        “Understanding accounting -- and finance too -- is a daily part of what I do,” he said. “I’m shocked when I see business lawyers that don’t know how to read financial statements. They shouldn’t be a business lawyer without that skill and knowledge. In mergers and acquisition transactions, I need to be able to understand how the client is pricing the deal. To write it up in the contract, I have to understand the financial concepts to draft it accurately and clearly. Also, I need to walk the walk and talk the talk with my investment banker contacts.”

        “Insurance is really finance when you boil it down. You are financing the risk of a loss. A lot of people don’t see it that way.”

        Aside from the numbers/accounting aspect of business law, Casey is proud to be a pioneer in the field of laws and regulations regarding social media and electronic business transactions, or e-commerce, as Casey referred to it.
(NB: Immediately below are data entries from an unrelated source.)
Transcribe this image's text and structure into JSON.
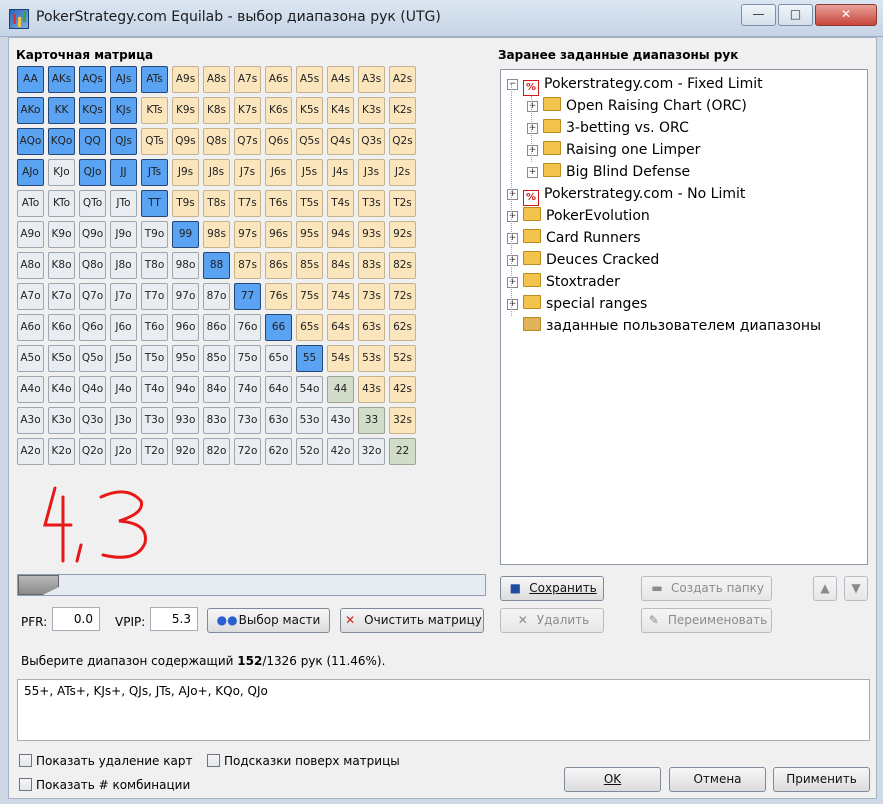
{
  "window": {
    "title": "PokerStrategy.com Equilab - выбор диапазона рук (UTG)",
    "buttons": {
      "minimize": "—",
      "maximize": "□",
      "close": "✕"
    }
  },
  "matrix": {
    "title": "Карточная матрица",
    "rows": [
      [
        "AA",
        "AKs",
        "AQs",
        "AJs",
        "ATs",
        "A9s",
        "A8s",
        "A7s",
        "A6s",
        "A5s",
        "A4s",
        "A3s",
        "A2s"
      ],
      [
        "AKo",
        "KK",
        "KQs",
        "KJs",
        "KTs",
        "K9s",
        "K8s",
        "K7s",
        "K6s",
        "K5s",
        "K4s",
        "K3s",
        "K2s"
      ],
      [
        "AQo",
        "KQo",
        "QQ",
        "QJs",
        "QTs",
        "Q9s",
        "Q8s",
        "Q7s",
        "Q6s",
        "Q5s",
        "Q4s",
        "Q3s",
        "Q2s"
      ],
      [
        "AJo",
        "KJo",
        "QJo",
        "JJ",
        "JTs",
        "J9s",
        "J8s",
        "J7s",
        "J6s",
        "J5s",
        "J4s",
        "J3s",
        "J2s"
      ],
      [
        "ATo",
        "KTo",
        "QTo",
        "JTo",
        "TT",
        "T9s",
        "T8s",
        "T7s",
        "T6s",
        "T5s",
        "T4s",
        "T3s",
        "T2s"
      ],
      [
        "A9o",
        "K9o",
        "Q9o",
        "J9o",
        "T9o",
        "99",
        "98s",
        "97s",
        "96s",
        "95s",
        "94s",
        "93s",
        "92s"
      ],
      [
        "A8o",
        "K8o",
        "Q8o",
        "J8o",
        "T8o",
        "98o",
        "88",
        "87s",
        "86s",
        "85s",
        "84s",
        "83s",
        "82s"
      ],
      [
        "A7o",
        "K7o",
        "Q7o",
        "J7o",
        "T7o",
        "97o",
        "87o",
        "77",
        "76s",
        "75s",
        "74s",
        "73s",
        "72s"
      ],
      [
        "A6o",
        "K6o",
        "Q6o",
        "J6o",
        "T6o",
        "96o",
        "86o",
        "76o",
        "66",
        "65s",
        "64s",
        "63s",
        "62s"
      ],
      [
        "A5o",
        "K5o",
        "Q5o",
        "J5o",
        "T5o",
        "95o",
        "85o",
        "75o",
        "65o",
        "55",
        "54s",
        "53s",
        "52s"
      ],
      [
        "A4o",
        "K4o",
        "Q4o",
        "J4o",
        "T4o",
        "94o",
        "84o",
        "74o",
        "64o",
        "54o",
        "44",
        "43s",
        "42s"
      ],
      [
        "A3o",
        "K3o",
        "Q3o",
        "J3o",
        "T3o",
        "93o",
        "83o",
        "73o",
        "63o",
        "53o",
        "43o",
        "33",
        "32s"
      ],
      [
        "A2o",
        "K2o",
        "Q2o",
        "J2o",
        "T2o",
        "92o",
        "82o",
        "72o",
        "62o",
        "52o",
        "42o",
        "32o",
        "22"
      ]
    ],
    "selected": [
      "AA",
      "AKs",
      "AQs",
      "AJs",
      "ATs",
      "AKo",
      "KK",
      "KQs",
      "KJs",
      "AQo",
      "KQo",
      "QQ",
      "QJs",
      "AJo",
      "QJo",
      "JJ",
      "JTs",
      "TT",
      "99",
      "88",
      "77",
      "66",
      "55"
    ],
    "colors": {
      "selected": "#5aa2f2",
      "suited": "#fbe5bc",
      "offsuit": "#e9edf2",
      "pair": "#d2ddc9"
    }
  },
  "annotation_handwritten": "4,3",
  "slider": {
    "value": 0.1146
  },
  "controls": {
    "pfr_label": "PFR:",
    "pfr_value": "0.0",
    "vpip_label": "VPIP:",
    "vpip_value": "5.3",
    "suit_button": "Выбор масти",
    "clear_button": "Очистить матрицу"
  },
  "ranges": {
    "title": "Заранее заданные диапазоны рук",
    "tree": [
      {
        "label": "Pokerstrategy.com - Fixed Limit",
        "icon": "pokerstrategy-icon",
        "expanded": true
      },
      {
        "label": "Open Raising Chart (ORC)",
        "icon": "folder-icon",
        "child": true
      },
      {
        "label": "3-betting vs. ORC",
        "icon": "folder-icon",
        "child": true
      },
      {
        "label": "Raising one Limper",
        "icon": "folder-icon",
        "child": true
      },
      {
        "label": "Big Blind Defense",
        "icon": "folder-icon",
        "child": true
      },
      {
        "label": "Pokerstrategy.com - No Limit",
        "icon": "pokerstrategy-icon"
      },
      {
        "label": "PokerEvolution",
        "icon": "folder-icon"
      },
      {
        "label": "Card Runners",
        "icon": "folder-icon"
      },
      {
        "label": "Deuces Cracked",
        "icon": "folder-icon"
      },
      {
        "label": "Stoxtrader",
        "icon": "folder-icon"
      },
      {
        "label": "special ranges",
        "icon": "folder-icon"
      },
      {
        "label": "заданные пользователем диапазоны",
        "icon": "user-folder-icon"
      }
    ],
    "save_button": "Сохранить",
    "delete_button": "Удалить",
    "create_folder_button": "Создать папку",
    "rename_button": "Переименовать"
  },
  "summary": {
    "prefix": "Выберите диапазон содержащий ",
    "count": "152",
    "suffix": "/1326 рук (11.46%)."
  },
  "range_text": "55+, ATs+, KJs+, QJs, JTs, AJo+, KQo, QJo",
  "options": {
    "show_dead_cards": "Показать удаление карт",
    "show_combos": "Показать # комбинации",
    "hints_over_matrix": "Подсказки поверх матрицы"
  },
  "dialog": {
    "ok": "OK",
    "cancel": "Отмена",
    "apply": "Применить"
  }
}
        “E-commerce is a different channel, or medium, for transacting business,” he said. “On one level, you have some new laws that you can call internet-specific laws, such as online privacy laws, electronic signatures. Then you have old laws that need new interpretations or re-thought – how they might be applied in the context of internet transactions. In my particular area in financial services and insurance, we are dealing with intangible product-services to begin with, so it presented an opportunity to get rid of paper, basically.”

        One example, Casey cited, came in the form of electronic signatures – contractual agreements on paper where one party signs his or her name by the click of a mouse.

        “Consumers want to transact business electronically, global and on the road, when they want and on-demand. They don’t want to horse around with paper filings and pushing paper when they don’t have to. We can save some money, of course, and streamline the business work flow and get rid of the paper.

        “I think the federal government has not adequately addressed legally-valid electronic signatures in the context of the impending health insurance exchanges, which are supposed to make purchasing health insurance policies an online process. That’s an area that I’ll be working on soon I hope.”

        Outside of his law office, Casey has remained professionally active. Not only has he served as an adjunct professor at Georgia State University, where he taught insurance law – in the school’s well-known risk management and insurance department – but has also been published in Risk Retention Reporter, California Broker, the Life Office Management Association’s Resource Magazine, A.M. Best Company, and Insurance Law360.